We’ve long known that breathing, blood pressure, body temperature and pulse provide an important window into the complexities of human health. But a growing body of research suggests that another vital sign – how fast you walk – could be a better predictor of health issues like cognitive decline, falls, and even certain cardiac or pulmonary diseases.
Unfortunately, it’s hard to accurately monitor walking speed in a way that’s both continuous and unobtrusive. Professor Dina Katabi’s group at MIT’s Computer Science and Artificial Intelligence Laboratory (CSAIL) have been working on the problem, and believe that the answer is to go wireless.
In a new paper, the team presents “WiGait,” a device that can measure the walking speed of multiple people with 95 to 99 percent accuracy using wireless signals. The system is an update of a device that Katabi’s team presented to President Obama in 2015.
The size of a small painting, the device can be placed on the wall of a person’s house. It builds on Katabi’s previous work that analyzes wireless signals reflected off people’s bodies to measure a range of behaviors, from breathing and falling to specific emotions. (The signals emit roughly 100 times less radiation than a standard cellphone.)
“By using in-home sensors, we can see trends in how walking speed changes over longer periods of time,” says lead author and PhD student Chen-Yu Hsu. “This can provide insight into whether someone should adjust their health regimens, whether that’s doing physical therapy or altering their medications.”
WiGait is also 85 to 99 percent accurate at measuring a person’s stride length, which could allow researchers to better understand conditions like Parkinson’s disease that are characterized by reduced step size.

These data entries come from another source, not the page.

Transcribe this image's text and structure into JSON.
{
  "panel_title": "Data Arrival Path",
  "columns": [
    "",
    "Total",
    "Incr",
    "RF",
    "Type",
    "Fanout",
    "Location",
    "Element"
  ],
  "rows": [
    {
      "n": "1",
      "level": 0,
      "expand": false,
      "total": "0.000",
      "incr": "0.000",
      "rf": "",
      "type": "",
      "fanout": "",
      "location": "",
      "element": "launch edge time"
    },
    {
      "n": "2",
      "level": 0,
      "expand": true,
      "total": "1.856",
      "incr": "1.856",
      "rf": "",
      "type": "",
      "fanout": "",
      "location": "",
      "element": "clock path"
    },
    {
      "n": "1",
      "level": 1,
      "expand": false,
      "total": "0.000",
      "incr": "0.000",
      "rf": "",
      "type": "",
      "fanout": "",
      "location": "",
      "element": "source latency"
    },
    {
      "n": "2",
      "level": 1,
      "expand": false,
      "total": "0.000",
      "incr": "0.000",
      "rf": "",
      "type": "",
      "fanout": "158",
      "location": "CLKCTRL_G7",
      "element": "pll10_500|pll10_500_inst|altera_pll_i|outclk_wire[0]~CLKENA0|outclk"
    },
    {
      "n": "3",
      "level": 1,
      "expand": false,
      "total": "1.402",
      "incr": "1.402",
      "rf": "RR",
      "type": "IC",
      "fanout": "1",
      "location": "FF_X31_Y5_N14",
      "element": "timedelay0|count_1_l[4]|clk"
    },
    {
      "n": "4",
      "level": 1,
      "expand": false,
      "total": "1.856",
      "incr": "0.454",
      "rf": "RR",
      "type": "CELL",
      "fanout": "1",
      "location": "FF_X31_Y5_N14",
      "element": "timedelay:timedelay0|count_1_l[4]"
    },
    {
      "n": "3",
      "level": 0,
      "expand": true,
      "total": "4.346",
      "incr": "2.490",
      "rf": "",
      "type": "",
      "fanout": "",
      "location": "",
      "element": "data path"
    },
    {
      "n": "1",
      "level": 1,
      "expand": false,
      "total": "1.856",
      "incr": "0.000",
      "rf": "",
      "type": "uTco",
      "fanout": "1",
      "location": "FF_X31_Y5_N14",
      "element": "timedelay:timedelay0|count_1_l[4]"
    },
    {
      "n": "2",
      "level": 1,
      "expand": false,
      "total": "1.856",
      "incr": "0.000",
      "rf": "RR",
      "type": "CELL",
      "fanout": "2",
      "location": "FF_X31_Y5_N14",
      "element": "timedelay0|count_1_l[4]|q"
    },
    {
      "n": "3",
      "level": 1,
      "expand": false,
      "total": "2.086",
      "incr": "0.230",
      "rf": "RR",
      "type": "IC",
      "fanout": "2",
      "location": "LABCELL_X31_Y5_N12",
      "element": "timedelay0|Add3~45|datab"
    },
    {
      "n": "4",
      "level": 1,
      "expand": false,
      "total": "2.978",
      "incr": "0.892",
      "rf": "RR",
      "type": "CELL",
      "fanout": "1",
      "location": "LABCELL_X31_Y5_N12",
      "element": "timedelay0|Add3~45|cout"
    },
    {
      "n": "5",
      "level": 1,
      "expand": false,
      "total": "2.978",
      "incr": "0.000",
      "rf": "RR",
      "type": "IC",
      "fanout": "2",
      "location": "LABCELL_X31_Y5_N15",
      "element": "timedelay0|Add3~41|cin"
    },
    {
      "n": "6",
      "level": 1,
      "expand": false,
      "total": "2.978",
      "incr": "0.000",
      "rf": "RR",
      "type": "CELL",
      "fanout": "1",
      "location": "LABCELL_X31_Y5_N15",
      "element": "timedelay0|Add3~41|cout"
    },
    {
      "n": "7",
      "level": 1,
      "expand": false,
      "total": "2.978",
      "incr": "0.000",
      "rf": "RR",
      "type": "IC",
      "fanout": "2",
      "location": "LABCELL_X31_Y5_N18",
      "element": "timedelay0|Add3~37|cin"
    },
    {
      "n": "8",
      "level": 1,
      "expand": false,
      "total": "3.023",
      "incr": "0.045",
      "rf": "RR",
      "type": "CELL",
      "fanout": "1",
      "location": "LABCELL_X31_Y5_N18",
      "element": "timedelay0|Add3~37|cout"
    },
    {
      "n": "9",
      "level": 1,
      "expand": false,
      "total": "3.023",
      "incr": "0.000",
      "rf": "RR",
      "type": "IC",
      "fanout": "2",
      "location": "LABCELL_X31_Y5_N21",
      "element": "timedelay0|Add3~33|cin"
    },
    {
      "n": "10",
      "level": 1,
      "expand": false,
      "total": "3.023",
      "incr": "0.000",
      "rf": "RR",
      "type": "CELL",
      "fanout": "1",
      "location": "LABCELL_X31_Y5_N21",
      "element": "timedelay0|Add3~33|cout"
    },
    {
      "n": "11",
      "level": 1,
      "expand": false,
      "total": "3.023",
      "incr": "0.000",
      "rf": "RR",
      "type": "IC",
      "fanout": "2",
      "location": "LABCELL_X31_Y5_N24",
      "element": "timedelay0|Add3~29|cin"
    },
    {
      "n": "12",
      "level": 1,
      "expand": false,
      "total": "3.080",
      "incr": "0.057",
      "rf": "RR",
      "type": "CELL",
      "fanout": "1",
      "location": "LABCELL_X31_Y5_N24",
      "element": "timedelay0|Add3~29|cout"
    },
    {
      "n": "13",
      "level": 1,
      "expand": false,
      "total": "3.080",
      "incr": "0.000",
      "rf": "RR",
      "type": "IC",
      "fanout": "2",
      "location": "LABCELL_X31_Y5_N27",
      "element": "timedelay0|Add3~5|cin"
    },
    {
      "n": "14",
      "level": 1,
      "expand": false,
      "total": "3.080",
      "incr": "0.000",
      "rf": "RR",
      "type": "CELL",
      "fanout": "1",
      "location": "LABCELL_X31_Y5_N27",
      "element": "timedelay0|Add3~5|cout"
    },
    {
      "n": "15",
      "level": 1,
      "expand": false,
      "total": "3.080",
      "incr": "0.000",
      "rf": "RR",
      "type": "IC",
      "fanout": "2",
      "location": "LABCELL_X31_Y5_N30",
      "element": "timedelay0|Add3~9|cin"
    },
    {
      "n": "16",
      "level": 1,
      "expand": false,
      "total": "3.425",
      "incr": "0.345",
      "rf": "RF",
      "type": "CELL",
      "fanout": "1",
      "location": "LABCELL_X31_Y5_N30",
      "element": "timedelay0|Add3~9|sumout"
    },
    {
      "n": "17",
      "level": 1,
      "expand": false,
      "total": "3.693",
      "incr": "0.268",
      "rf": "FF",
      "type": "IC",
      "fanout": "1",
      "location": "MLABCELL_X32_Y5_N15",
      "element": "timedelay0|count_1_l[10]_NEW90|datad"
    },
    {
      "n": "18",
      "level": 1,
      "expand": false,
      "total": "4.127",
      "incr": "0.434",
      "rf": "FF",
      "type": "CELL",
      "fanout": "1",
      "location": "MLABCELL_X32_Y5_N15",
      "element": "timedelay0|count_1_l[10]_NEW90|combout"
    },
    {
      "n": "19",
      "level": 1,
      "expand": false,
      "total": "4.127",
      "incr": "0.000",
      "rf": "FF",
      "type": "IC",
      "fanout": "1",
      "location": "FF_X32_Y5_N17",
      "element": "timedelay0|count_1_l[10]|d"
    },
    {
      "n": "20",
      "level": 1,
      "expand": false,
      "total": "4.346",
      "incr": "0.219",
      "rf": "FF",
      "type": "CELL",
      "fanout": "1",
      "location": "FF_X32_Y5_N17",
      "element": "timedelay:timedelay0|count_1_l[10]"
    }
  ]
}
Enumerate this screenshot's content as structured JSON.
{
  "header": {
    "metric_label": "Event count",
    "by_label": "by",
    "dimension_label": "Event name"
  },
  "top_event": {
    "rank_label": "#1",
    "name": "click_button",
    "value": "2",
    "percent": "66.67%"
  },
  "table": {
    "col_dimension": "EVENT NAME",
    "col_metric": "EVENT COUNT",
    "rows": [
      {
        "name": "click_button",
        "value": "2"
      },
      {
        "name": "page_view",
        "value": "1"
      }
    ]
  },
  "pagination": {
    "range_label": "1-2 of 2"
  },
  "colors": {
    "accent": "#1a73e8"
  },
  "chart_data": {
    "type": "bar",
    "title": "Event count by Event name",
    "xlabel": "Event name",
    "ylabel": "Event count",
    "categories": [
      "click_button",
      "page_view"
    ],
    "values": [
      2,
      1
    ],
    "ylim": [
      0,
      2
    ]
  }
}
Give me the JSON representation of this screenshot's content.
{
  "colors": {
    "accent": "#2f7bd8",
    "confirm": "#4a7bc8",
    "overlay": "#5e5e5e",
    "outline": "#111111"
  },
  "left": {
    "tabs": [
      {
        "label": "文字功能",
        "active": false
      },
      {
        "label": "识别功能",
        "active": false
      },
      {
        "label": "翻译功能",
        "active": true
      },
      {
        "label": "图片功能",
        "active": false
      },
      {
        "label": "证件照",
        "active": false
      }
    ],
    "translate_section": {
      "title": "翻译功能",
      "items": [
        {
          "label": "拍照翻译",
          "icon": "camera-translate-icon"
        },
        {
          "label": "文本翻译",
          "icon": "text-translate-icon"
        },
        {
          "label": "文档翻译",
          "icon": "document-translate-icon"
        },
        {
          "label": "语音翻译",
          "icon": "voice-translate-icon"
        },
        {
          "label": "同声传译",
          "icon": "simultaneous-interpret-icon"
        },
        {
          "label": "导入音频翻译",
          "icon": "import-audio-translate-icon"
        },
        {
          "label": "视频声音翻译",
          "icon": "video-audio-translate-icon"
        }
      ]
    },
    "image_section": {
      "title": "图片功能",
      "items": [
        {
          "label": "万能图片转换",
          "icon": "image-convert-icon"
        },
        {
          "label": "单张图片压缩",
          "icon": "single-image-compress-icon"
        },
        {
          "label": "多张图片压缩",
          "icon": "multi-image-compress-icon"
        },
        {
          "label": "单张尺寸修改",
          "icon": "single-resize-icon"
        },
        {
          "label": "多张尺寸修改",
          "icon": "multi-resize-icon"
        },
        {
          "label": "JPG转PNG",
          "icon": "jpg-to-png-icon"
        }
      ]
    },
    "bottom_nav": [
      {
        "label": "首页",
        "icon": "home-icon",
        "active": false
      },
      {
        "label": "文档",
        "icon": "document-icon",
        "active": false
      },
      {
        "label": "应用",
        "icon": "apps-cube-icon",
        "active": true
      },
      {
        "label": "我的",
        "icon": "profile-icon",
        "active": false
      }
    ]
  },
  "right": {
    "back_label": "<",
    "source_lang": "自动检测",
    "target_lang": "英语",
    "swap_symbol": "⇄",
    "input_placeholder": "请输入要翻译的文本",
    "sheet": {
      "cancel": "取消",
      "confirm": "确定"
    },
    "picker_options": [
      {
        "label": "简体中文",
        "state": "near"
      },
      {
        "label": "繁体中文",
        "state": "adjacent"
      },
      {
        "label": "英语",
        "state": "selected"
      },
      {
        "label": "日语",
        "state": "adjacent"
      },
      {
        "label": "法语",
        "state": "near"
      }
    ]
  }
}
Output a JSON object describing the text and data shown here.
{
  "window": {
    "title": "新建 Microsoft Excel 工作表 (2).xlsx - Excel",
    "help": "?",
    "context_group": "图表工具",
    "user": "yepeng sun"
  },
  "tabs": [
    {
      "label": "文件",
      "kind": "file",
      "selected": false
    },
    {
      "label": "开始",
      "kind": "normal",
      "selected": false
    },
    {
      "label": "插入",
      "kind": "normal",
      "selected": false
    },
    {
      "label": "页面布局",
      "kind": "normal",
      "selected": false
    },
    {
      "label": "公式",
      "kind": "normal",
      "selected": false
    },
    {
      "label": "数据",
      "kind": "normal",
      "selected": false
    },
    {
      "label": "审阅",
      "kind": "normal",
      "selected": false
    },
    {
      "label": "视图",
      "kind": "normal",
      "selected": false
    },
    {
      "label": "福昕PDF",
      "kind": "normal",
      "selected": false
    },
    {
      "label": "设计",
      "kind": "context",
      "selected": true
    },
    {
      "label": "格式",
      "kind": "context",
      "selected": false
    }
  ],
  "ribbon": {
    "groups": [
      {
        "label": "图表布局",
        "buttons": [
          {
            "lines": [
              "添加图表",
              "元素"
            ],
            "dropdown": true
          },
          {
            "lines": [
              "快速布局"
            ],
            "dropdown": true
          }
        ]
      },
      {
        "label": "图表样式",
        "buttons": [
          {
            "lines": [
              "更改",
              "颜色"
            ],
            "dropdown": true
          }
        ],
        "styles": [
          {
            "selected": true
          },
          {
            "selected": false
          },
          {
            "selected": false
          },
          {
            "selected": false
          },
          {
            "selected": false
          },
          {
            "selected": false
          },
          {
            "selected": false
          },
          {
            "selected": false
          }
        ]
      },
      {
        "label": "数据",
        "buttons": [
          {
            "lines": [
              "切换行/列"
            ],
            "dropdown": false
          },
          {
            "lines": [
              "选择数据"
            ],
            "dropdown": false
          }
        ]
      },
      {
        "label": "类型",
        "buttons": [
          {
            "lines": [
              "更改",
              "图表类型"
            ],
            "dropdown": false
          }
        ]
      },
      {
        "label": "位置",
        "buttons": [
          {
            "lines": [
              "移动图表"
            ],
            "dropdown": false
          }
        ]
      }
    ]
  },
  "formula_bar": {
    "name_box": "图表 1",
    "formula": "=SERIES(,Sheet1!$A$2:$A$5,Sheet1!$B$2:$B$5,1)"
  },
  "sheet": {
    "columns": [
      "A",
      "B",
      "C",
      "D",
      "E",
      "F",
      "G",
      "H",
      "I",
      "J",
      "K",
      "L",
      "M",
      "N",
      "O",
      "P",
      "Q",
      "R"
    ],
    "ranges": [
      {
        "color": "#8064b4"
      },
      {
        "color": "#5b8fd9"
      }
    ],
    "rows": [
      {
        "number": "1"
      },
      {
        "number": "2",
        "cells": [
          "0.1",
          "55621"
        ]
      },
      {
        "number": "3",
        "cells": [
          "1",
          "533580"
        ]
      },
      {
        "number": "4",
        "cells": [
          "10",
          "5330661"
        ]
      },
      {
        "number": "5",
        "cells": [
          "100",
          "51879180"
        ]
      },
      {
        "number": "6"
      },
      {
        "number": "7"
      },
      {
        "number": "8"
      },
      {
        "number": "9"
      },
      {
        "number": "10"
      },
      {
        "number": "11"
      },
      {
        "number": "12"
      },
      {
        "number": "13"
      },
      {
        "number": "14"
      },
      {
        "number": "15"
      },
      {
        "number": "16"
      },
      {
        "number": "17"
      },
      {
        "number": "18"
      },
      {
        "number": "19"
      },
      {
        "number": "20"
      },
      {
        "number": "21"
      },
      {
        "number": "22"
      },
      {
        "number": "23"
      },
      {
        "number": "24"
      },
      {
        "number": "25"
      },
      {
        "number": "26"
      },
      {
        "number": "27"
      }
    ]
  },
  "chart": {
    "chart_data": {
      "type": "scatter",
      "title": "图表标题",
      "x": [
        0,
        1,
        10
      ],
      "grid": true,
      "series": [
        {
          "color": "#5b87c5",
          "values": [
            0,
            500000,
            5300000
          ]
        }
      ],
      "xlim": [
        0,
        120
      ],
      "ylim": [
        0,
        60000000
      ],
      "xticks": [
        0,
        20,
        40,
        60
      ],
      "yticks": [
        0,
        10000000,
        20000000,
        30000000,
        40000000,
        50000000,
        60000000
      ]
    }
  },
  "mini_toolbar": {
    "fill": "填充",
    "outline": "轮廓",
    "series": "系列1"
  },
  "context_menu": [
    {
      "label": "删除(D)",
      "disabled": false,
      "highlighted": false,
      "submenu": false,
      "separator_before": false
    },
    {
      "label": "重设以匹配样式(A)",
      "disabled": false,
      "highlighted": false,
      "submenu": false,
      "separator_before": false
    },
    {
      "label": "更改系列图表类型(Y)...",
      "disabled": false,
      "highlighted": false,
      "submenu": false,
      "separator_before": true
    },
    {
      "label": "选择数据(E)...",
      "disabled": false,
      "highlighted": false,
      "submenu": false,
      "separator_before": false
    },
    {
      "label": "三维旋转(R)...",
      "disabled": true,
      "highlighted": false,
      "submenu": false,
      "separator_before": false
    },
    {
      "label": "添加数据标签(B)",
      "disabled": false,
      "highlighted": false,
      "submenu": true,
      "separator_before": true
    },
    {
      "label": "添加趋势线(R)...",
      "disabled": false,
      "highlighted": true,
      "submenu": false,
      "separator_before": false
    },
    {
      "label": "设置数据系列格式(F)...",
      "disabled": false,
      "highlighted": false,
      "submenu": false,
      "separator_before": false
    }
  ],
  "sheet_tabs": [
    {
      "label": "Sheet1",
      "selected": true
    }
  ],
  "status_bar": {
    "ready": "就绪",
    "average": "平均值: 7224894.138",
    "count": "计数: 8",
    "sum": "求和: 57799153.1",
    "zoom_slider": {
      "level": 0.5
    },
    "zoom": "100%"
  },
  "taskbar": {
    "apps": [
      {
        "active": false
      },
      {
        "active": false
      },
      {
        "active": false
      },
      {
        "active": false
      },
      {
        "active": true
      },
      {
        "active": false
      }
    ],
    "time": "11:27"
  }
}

Hsu and Katabi developed WiGait in collaboration with CSAIL PhD student Zachary Kabelac and master’s student Rumen Hristov, alongside undergraduate Yuchen Liu from the Hong Kong University of Science and Technology, and assistant professor Christine Liu from the Boston University School of Medicine. The team will present their paper in May at ACM’s CHI Conference on Human Factors in Computing Systems in Colorado.
How it works
Today walking speed is measured by physical therapists or clinicians using a stopwatch. Wearables like FitBit can only roughly estimate your speed based on your step count; GPS-enabled smartphones are similarly inaccurate and can’t work indoors; and cameras are intrusive and can only monitor one room at a time. The only method that’s comparably accurate is VICON motion-tracking, which isn’t widely available enough to be practical for monitoring day-to-day health changes.
Meanwhile, WiGait measures walking speed with a high level of granularity, without requiring that the person wear or carry a sensor. It does so by analyzing the surrounding wireless signals and their reflections off a person’s body. Also, the team’s algorithm can distinguish walking from other movements, such as cleaning the kitchen or brushing one’s teeth.
According to Katabi, the device could help reveal a wealth of important health information, particularly for the elderly: a change in walking speed, for example, could mean an injury or that the person is at an increased risk of falling.
“Many avoidable hospitalizations are related to issues like falls, congestive heart disease, or chronic obstructive pulmonary disease which have all been shown to be correlated to gait speed,” Katabi says. “Reducing the number of hospitalizations, even by a small amount, could vastly improve healthcare costs.”
The team developed WiGait to be more privacy-minded than cameras, showing you as nothing more than a moving dot on a screen. In the future they hope to train it on people with walking impairments like Parkinson’s, Alzheimer’s or MS, to help physicians accurately track disease progression and adjust medications.
“The true novelty of this device is that it can map major metrics of health and behavior without any active engagement from the user, which is especially helpful for the cognitively impaired,” says Ipsit Vahia, a geriatric clinician at McLean Hospital and Harvard Medical School who was not involved in the research. “Gait speed is a proxy indicator of many clinically important conditions, and down the line this could extend to measuring sleep patterns, respiratory rates, and other vital human behaviors.”